April 7, 2020 — NASA has selected Southwest Research Institute and the University of New Hampshire to continue developing a mission to look for evidence of distant energetic events, such as the birth of black holes. NASA’s Small Explorers Program (SMEX) selected the “LargE Area burst Polarimeter” (LEAP) program for a mission concept study.
Mounted on the outside of the International Space Station, LEAP would study energetic jets such as those erupting from the explosive death of a massive star or the merger of compact objects such as neutron stars. LEAP’s ability to measure the polarization of gamma-ray bursts (GRB) could resolve competing theories about the nature of the jets.
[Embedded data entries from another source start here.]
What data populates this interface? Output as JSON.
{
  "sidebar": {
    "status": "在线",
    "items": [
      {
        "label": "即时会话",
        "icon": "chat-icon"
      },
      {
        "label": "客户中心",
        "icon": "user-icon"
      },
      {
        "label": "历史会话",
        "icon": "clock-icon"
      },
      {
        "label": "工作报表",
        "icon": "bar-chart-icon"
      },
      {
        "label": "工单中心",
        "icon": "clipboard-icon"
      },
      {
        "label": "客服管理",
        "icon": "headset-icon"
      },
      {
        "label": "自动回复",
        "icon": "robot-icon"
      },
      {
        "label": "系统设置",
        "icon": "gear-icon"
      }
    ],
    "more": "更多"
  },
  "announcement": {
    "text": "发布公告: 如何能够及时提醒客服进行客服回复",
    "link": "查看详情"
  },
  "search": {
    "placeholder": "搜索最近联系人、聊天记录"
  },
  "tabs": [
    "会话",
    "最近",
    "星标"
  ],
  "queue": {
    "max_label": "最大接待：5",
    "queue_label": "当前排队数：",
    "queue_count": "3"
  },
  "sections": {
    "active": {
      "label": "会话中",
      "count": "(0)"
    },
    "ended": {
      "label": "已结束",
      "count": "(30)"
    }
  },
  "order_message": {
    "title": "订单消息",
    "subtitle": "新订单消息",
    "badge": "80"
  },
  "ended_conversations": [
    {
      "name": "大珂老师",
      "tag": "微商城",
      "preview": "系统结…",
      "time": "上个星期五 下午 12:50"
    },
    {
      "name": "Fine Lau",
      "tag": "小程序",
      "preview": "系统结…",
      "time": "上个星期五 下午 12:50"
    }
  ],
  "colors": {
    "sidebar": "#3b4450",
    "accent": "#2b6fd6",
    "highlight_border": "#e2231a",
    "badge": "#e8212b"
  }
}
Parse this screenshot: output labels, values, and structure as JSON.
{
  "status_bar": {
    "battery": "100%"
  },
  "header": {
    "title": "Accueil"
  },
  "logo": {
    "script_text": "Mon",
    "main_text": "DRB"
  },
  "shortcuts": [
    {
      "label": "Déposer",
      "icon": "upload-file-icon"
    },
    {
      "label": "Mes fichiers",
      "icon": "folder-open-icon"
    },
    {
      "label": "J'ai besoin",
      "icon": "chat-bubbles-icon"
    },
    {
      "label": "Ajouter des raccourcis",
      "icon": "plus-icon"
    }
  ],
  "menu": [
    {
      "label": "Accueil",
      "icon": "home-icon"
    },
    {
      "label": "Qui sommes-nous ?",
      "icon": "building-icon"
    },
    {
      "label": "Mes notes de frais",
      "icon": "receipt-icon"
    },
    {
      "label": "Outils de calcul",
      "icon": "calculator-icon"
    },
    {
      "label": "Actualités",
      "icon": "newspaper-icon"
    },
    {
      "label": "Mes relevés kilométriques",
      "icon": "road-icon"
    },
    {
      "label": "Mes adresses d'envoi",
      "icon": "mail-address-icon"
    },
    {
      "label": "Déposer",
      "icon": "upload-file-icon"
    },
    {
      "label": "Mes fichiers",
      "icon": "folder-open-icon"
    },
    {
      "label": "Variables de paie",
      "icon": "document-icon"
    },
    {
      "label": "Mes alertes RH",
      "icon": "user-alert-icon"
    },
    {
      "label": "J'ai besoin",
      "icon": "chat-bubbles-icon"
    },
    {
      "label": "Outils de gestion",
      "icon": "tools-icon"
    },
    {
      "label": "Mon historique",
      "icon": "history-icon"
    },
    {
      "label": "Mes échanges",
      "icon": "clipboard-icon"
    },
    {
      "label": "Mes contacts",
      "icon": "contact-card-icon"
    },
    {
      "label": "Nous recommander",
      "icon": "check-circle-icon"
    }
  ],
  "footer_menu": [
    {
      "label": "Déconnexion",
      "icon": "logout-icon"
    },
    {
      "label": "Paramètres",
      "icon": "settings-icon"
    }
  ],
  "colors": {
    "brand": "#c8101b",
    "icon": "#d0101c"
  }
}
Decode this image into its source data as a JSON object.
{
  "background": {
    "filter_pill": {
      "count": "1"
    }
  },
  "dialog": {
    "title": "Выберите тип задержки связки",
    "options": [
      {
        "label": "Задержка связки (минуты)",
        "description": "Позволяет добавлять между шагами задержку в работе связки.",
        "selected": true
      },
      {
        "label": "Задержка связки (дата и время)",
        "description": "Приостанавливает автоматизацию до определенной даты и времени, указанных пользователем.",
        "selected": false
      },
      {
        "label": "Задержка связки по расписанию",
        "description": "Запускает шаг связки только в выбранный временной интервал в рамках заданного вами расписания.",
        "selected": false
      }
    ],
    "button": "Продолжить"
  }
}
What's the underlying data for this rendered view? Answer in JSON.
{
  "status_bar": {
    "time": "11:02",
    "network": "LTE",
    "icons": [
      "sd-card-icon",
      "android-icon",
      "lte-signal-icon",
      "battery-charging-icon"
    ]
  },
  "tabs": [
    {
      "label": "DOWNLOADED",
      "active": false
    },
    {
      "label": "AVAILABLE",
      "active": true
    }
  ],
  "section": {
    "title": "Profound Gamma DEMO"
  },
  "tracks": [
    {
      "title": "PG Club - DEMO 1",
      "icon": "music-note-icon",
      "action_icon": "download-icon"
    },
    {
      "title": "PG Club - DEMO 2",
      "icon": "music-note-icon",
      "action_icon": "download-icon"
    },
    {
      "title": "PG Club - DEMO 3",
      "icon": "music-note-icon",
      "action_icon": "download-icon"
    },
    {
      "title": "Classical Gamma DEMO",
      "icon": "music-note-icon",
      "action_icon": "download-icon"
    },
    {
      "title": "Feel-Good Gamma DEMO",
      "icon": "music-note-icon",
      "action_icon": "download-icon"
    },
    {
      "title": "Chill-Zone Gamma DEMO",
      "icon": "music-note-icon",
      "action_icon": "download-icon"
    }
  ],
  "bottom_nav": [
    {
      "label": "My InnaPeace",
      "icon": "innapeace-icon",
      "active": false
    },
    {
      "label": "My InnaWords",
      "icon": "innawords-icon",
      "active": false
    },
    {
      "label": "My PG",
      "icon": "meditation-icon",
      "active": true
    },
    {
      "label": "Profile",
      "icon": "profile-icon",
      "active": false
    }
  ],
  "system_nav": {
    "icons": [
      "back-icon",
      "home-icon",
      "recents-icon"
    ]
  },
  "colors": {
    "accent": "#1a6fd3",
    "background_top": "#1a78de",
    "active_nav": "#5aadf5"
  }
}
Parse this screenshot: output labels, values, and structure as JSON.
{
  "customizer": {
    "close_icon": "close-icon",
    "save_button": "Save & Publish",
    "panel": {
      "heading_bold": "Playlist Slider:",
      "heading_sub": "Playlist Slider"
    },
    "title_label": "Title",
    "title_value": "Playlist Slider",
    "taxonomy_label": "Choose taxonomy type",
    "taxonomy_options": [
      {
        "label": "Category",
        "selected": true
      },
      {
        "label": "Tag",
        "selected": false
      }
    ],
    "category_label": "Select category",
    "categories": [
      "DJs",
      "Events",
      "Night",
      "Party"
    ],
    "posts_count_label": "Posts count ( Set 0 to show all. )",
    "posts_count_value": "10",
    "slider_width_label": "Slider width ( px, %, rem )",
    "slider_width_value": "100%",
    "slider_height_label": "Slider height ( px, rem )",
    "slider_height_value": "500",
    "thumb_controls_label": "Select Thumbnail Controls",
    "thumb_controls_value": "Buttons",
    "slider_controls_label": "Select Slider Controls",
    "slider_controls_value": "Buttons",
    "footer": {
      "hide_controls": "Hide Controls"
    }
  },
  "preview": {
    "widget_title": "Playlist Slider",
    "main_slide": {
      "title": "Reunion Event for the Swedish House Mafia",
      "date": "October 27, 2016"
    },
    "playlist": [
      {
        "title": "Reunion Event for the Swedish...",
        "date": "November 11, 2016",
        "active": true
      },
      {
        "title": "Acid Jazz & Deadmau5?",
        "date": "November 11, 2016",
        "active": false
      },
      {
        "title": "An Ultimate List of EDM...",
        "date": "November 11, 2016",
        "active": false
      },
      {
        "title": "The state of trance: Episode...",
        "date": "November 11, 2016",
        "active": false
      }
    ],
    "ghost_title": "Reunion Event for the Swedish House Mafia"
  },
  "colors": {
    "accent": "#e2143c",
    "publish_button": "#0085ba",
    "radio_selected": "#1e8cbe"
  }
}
LEAP would complement NASA’s Imaging X-ray Polarimetry Explorer (IXPE), scheduled to launch in 2021, which will study lower-energy X-ray phenomena.
“Gamma rays are the smoking gun for some of the most energetic events in the universe,” said Mark McConnell, director of SwRI’s Earth, Oceans and Space (SwRI-EOS) Department at UNH’s Durham, New Hampshire, campus. “When a very massive star explodes in a supernova and then collapses into a black hole, it ejects jets with energies that can exceed anything observed in the universe since the Big Bang. LEAP will measure the resulting GRB with previously unachievable precision.”
LEAP will improve our understanding of the role that magnetic fields play in these systems, especially with regard to the formation and sustainment of the high-speed jets that are responsible for what we see. It should also reveal how the observed gamma radiation is produced within the jet.
“Measuring the polarization of the GRB radiation could answer several open questions about the jet physics and the underlying processes that produce the jets,” McConnell said.
LEAP is a single instrument with nine polarimeter modules based on well-established, flight-proven technologies. It will measure gamma-ray burst polarization while self-sufficiently providing the source localization required to analyze polarization data. These data will allow LEAP to differentiate between classes of GRB models. Detailed time-resolved and/or energy-resolved studies will be conducted for the brightest GRBs.
“While LEAP promises to advance our understanding of gamma-ray bursts and high-energy astrophysics,” McConnell said, “it could also help inform studies of gravitational radiation, which was first observed from merging black holes in 2016.”
NASA selected four missions to advance their proposed mission concepts. In 2021, NASA intends to fund two of the proposed missions for launch in 2025.